13 who had examined the effect of a systematic rise in RH on exercise performance in the warm environment, many others had reported an increased thermoregulatory strain during exercise when comparison was made between a hot-humid and hot-dry condition. ,6 Pandolf et al. 1 reported that during exercise at Cited by: When you are exercising or playing in the summer heat there are some things you need to watch out for to avoid serious physical consequences.

First let’s simplify the factors that affect heat stress on your body during exercise: Air Temperature; Humidity; Wind Velocity; Thermal Radiation. You must look at all four of the above factors to determine your level of risk for complications from heat.

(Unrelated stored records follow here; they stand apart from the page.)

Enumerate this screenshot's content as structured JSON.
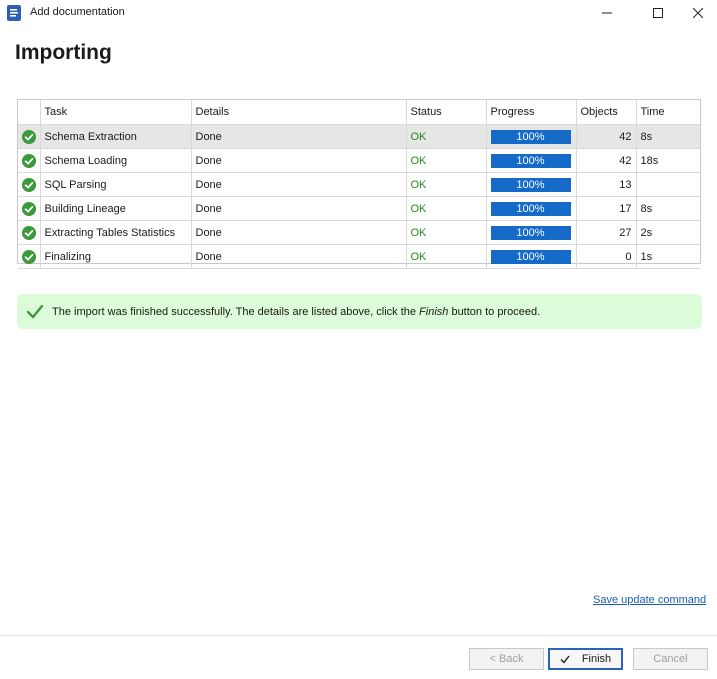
{
  "window": {
    "title": "Add documentation",
    "heading": "Importing"
  },
  "table": {
    "columns": [
      "Task",
      "Details",
      "Status",
      "Progress",
      "Objects",
      "Time"
    ],
    "rows": [
      {
        "task": "Schema Extraction",
        "details": "Done",
        "status": "OK",
        "progress": 100,
        "progress_label": "100%",
        "objects": "42",
        "time": "8s"
      },
      {
        "task": "Schema Loading",
        "details": "Done",
        "status": "OK",
        "progress": 100,
        "progress_label": "100%",
        "objects": "42",
        "time": "18s"
      },
      {
        "task": "SQL Parsing",
        "details": "Done",
        "status": "OK",
        "progress": 100,
        "progress_label": "100%",
        "objects": "13",
        "time": ""
      },
      {
        "task": "Building Lineage",
        "details": "Done",
        "status": "OK",
        "progress": 100,
        "progress_label": "100%",
        "objects": "17",
        "time": "8s"
      },
      {
        "task": "Extracting Tables Statistics",
        "details": "Done",
        "status": "OK",
        "progress": 100,
        "progress_label": "100%",
        "objects": "27",
        "time": "2s"
      },
      {
        "task": "Finalizing",
        "details": "Done",
        "status": "OK",
        "progress": 100,
        "progress_label": "100%",
        "objects": "0",
        "time": "1s"
      }
    ]
  },
  "banner": {
    "text_before": "The import was finished successfully. The details are listed above, click the ",
    "text_emph": "Finish",
    "text_after": " button to proceed."
  },
  "links": {
    "save_update_command": "Save update command"
  },
  "buttons": {
    "back": "< Back",
    "finish": "Finish",
    "cancel": "Cancel"
  },
  "colors": {
    "progress": "#1569c7",
    "ok_text": "#1f8a1f",
    "success_icon": "#3a9a3a",
    "banner_bg": "#dcfbd8",
    "link": "#1a5fb4"
  }
}
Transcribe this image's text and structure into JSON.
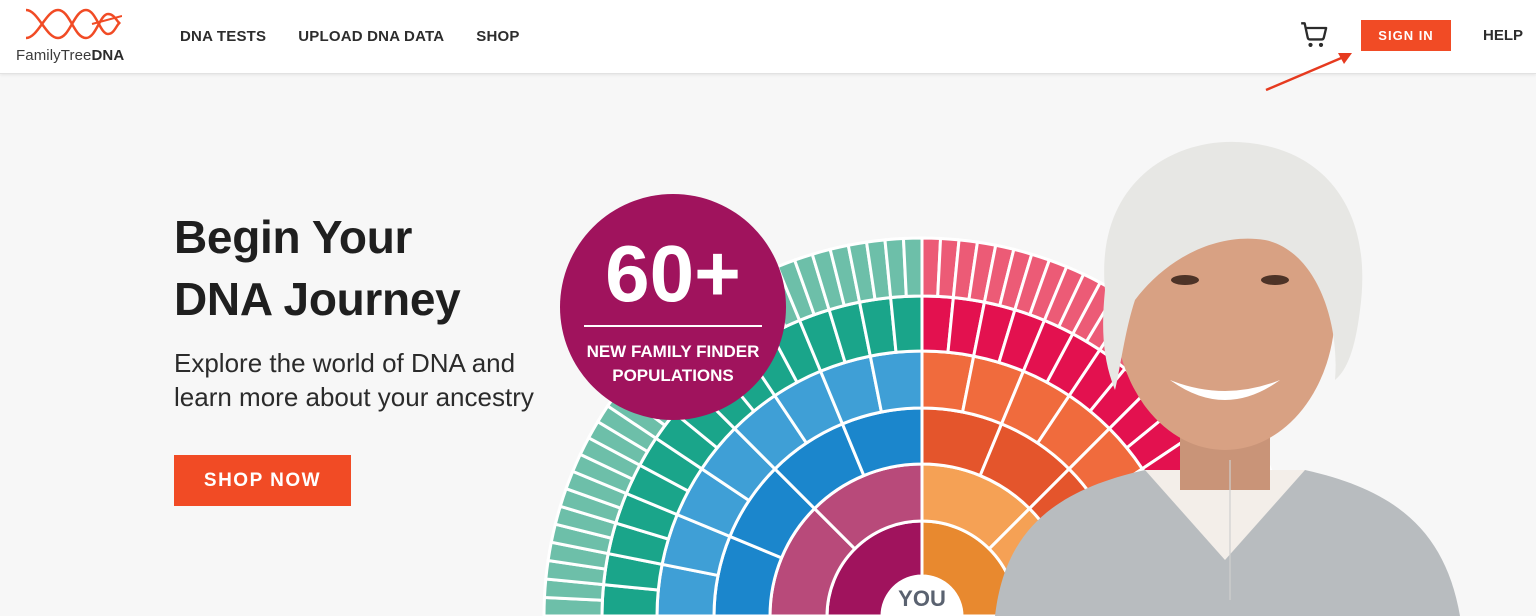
{
  "header": {
    "logo": {
      "prefix": "FamilyTree",
      "suffix": "DNA"
    },
    "nav": [
      {
        "label": "DNA TESTS"
      },
      {
        "label": "UPLOAD DNA DATA"
      },
      {
        "label": "SHOP"
      }
    ],
    "cart_icon": "shopping-cart-icon",
    "sign_in_label": "SIGN IN",
    "help_label": "HELP"
  },
  "hero": {
    "title_lines": [
      "Begin Your",
      "DNA Journey"
    ],
    "subtitle_lines": [
      "Explore the world of DNA and",
      "learn more about your ancestry"
    ],
    "cta_label": "SHOP NOW"
  },
  "badge": {
    "number": "60+",
    "lines": [
      "NEW FAMILY FINDER",
      "POPULATIONS"
    ]
  },
  "fan": {
    "center_label": "YOU"
  },
  "colors": {
    "accent": "#f14b25",
    "badge": "#a0135d",
    "teal": "#1aa58a",
    "blue": "#1b86cc",
    "magenta": "#d81b60",
    "orange": "#f06b3d"
  }
}
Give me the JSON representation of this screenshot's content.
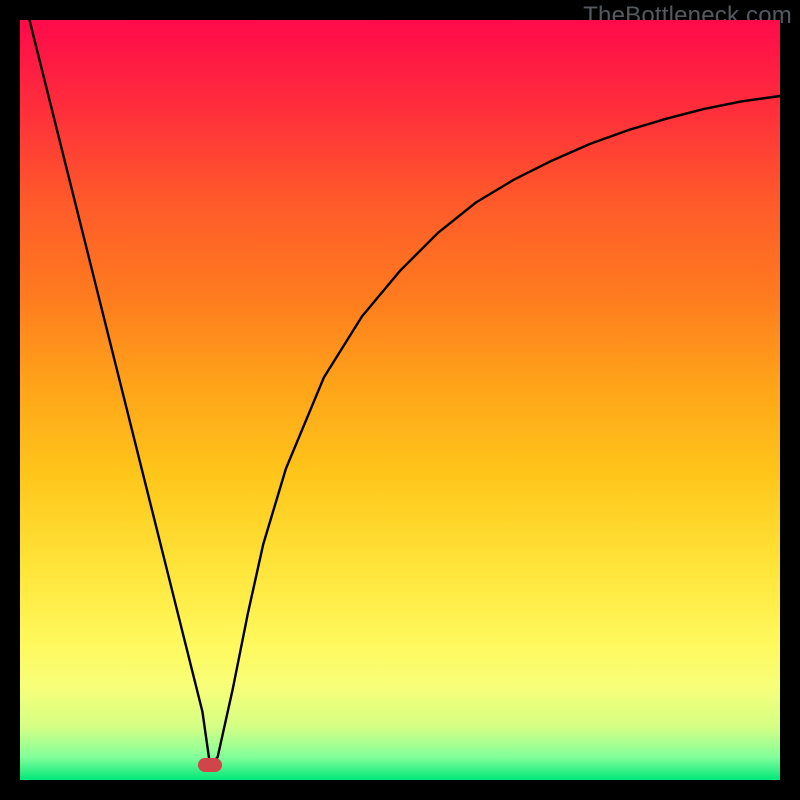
{
  "watermark": "TheBottleneck.com",
  "chart_data": {
    "type": "line",
    "title": "",
    "xlabel": "",
    "ylabel": "",
    "x": [
      0,
      2,
      4,
      6,
      8,
      10,
      12,
      14,
      16,
      18,
      20,
      22,
      24,
      25,
      26,
      28,
      30,
      32,
      35,
      40,
      45,
      50,
      55,
      60,
      65,
      70,
      75,
      80,
      85,
      90,
      95,
      100
    ],
    "values": [
      105,
      97,
      89,
      81,
      73,
      65,
      57,
      49,
      41,
      33,
      25,
      17,
      9,
      2,
      3,
      12,
      22,
      31,
      41,
      53,
      61,
      67,
      72,
      76,
      79,
      81.5,
      83.7,
      85.5,
      87,
      88.3,
      89.3,
      90
    ],
    "xlim": [
      0,
      100
    ],
    "ylim": [
      0,
      100
    ],
    "marker": {
      "x": 25,
      "y": 2
    },
    "gradient_stops": [
      {
        "pos": 0,
        "color": "#ff0a4a"
      },
      {
        "pos": 50,
        "color": "#ffb81c"
      },
      {
        "pos": 80,
        "color": "#fff95d"
      },
      {
        "pos": 100,
        "color": "#00e77a"
      }
    ]
  }
}
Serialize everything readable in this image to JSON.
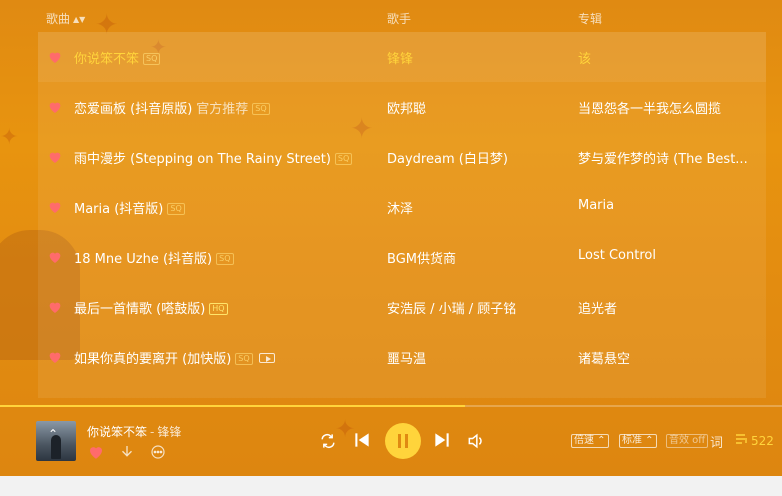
{
  "header": {
    "col_song": "歌曲",
    "col_artist": "歌手",
    "col_album": "专辑"
  },
  "songs": [
    {
      "title": "你说笨不笨",
      "sub": "",
      "badge": "SQ",
      "artist": "锋锋",
      "album": "该",
      "active": true
    },
    {
      "title": "恋爱画板 (抖音原版)",
      "sub": "官方推荐",
      "badge": "SQ",
      "artist": "欧邦聪",
      "album": "当恩怨各一半我怎么圆揽"
    },
    {
      "title": "雨中漫步 (Stepping on The Rainy Street)",
      "sub": "",
      "badge": "SQ",
      "artist": "Daydream (白日梦)",
      "album": "梦与爱作梦的诗 (The Best..."
    },
    {
      "title": "Maria (抖音版)",
      "sub": "",
      "badge": "SQ",
      "artist": "沐泽",
      "album": "Maria"
    },
    {
      "title": "18 Mne Uzhe (抖音版)",
      "sub": "",
      "badge": "SQ",
      "artist": "BGM供货商",
      "album": "Lost Control"
    },
    {
      "title": "最后一首情歌 (嗒鼓版)",
      "sub": "",
      "badge": "HQ",
      "artist": "安浩辰 / 小瑞 / 顾子铭",
      "album": "追光者"
    },
    {
      "title": "如果你真的要离开 (加快版)",
      "sub": "",
      "badge": "SQ",
      "artist": "噩马温",
      "album": "诸葛悬空"
    }
  ],
  "player": {
    "title": "你说笨不笨",
    "separator": "-",
    "artist": "锋锋",
    "progress_fraction": 0.595,
    "speed_label": "倍速",
    "quality_label": "标准",
    "effect_label": "音效 off",
    "lyrics_label": "词",
    "queue_count": "522"
  },
  "icons": {
    "favorite": "heart-icon",
    "download": "download-icon",
    "more": "more-icon",
    "loop": "loop-icon",
    "prev": "previous-icon",
    "pause": "pause-icon",
    "next": "next-icon",
    "volume": "volume-icon",
    "queue": "playlist-icon",
    "mv": "mv-icon"
  },
  "colors": {
    "accent": "#ffd43b",
    "heart": "#ff6b6b",
    "background": "#e38c10"
  }
}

Abstract. This study compared physiological responses associated with exercise tolerance in girls (G) and women (W) of similar fitness and heat acclimatization level during exercise in a hot and humid outdoor environment (°C and % RH; WBGT = ± °C). These physiological factors are also vital to your body maintaining a state of homeostasis.

Homeostasis is defined as a constant, steady environment despite external changes, such as exercise. Exercise affects your body temperature, blood oxygen levels, sugar levels and hydration –.

Start studying Exercise Physiology Chapter 12 Exercise in Hot and Cold Environments (Final). Learn vocabulary, terms, and more with flashcards, games, and other study tools. Physiological Responses to Exercise in the Heat • Exercise = increase M heat load, disturbs thermal - Disadvantage in hot, dry climates.

Cold stress.page provides an example of normal responses to exercise. Refer back to it as each category of exercise is discussed and check your answers in Appendix D.

The actual magnitude of the change for each of the variables shown in Figure depends on the Chapter 13 Cardiovascular Responses to Exercise Time (min) 0 0 5 10 Q (L 15min 1.The physiological basis for exercise and sport. 5th edition.

Madison, WI: Brown of Exercise The body’s physiologic responses to episodes of aerobic and resistance exercise occur in the muscu-loskeletal, cardiovascular, respiratory, endocrine, humid environment, progressively more of the car-File Size: KB.